I’ll probably settle for more local destinations this summer, but that’s OK. Yellowstone doesn’t need me, or any of us. And that’s the great promise of the wild — that there is life, abundant and exuberant, that predates us and will survive long after the pandemic, and our species itself, has passed.


Jeff Howe is an associate professor of journalism at Northeastern University and the author of two books, neither one of which address fly-fishing. Send comments to


Getting to the park

The National Park Service is charting this summer’s tricky waters as cautiously as possible. On May 18, Yellowstone National Park opened two of its four entry points — the south and east entrances — providing access to two of the most popular destinations: Old Faithful and the Lower Falls of the Yellowstone River.

Most visitors will choose to fly into either Jackson, Wyoming, to the south of the park, or Bozeman, Montana, to the north. The park is about an hour and 15 minute drive from either city, and both offer a wide selection of hotels and other amenities. Please note that if the north entrance stays closed, you’ll be in for a long drive from Bozeman.


Paradise saved

William Henry Jackson took this photograph of Minerva Terrace (below) during the 1871 US Geological Survey of the Territories. WILLIAM HENRY JACKSON/Associated Press

Before Yellowstone was a park, it was a tall tale. The Lewis and Clark expedition came within a few days’ horse ride of the park. William Clark left a tantalizing clue in his journals: The Yellowstone River, he wrote, went over “a considerable fall” high in the mountains, which was surely a reference to the dramatic set of waterfalls by which the river enters the 1,000-foot-deep Grand Canyon of the Yellowstone.

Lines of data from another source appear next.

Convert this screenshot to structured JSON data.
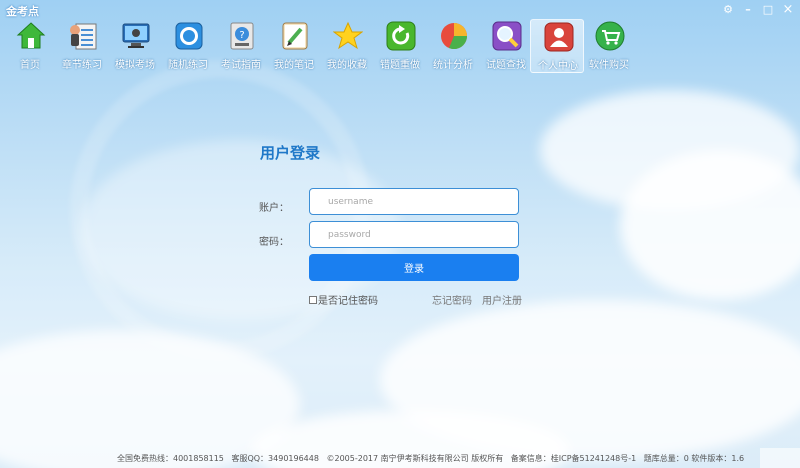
{
  "window": {
    "title": "金考点"
  },
  "window_controls": {
    "settings_icon": "gear-icon",
    "minimize_icon": "minimize-icon",
    "maximize_icon": "maximize-icon",
    "close_icon": "close-icon"
  },
  "toolbar": {
    "items": [
      {
        "label": "首页",
        "icon": "home-icon"
      },
      {
        "label": "章节练习",
        "icon": "document-list-icon"
      },
      {
        "label": "模拟考场",
        "icon": "monitor-icon"
      },
      {
        "label": "随机练习",
        "icon": "circle-screen-icon"
      },
      {
        "label": "考试指南",
        "icon": "guide-book-icon"
      },
      {
        "label": "我的笔记",
        "icon": "pencil-note-icon"
      },
      {
        "label": "我的收藏",
        "icon": "star-icon"
      },
      {
        "label": "错题重做",
        "icon": "redo-icon"
      },
      {
        "label": "统计分析",
        "icon": "pie-chart-icon"
      },
      {
        "label": "试题查找",
        "icon": "search-icon"
      },
      {
        "label": "个人中心",
        "icon": "user-icon"
      },
      {
        "label": "软件购买",
        "icon": "cart-icon"
      }
    ],
    "active_index": 10
  },
  "login": {
    "title": "用户登录",
    "account_label": "账户：",
    "password_label": "密码：",
    "username_placeholder": "username",
    "password_placeholder": "password",
    "submit_label": "登录",
    "remember_label": "是否记住密码",
    "forgot_label": "忘记密码",
    "register_label": "用户注册"
  },
  "footer": {
    "hotline": "全国免费热线：4001858115",
    "qq": "客服QQ：3490196448",
    "copyright": "©2005-2017  南宁伊考斯科技有限公司 版权所有",
    "icp": "备案信息：桂ICP备51241248号-1",
    "total": "题库总量：0 软件版本：1.6"
  },
  "colors": {
    "accent": "#1a7ff0",
    "title": "#1f78c8",
    "input_border": "#3d8fd6"
  }
}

Over time, other mysterious reports of yellow rocks and mountains of glass began filtering into the saloons and trading posts of the Montana territory, but the first organized survey of the park was not made until 1869.

The traditional creation myth of Yellowstone tells of a campfire conversation one night among members of an 1870 expedition. It’s said the men fell to talking about how the wonders they had seen might be protected from the ravaging development that was already driving the bison and the Native Americans from the land. One proposed a kind of “national park,” and the idea percolated in time to the nation’s capital. Two years later, President Ulysses S. Grant made it so, and what the writer Wallace Stegner later called “the best idea we ever had” came to fruition.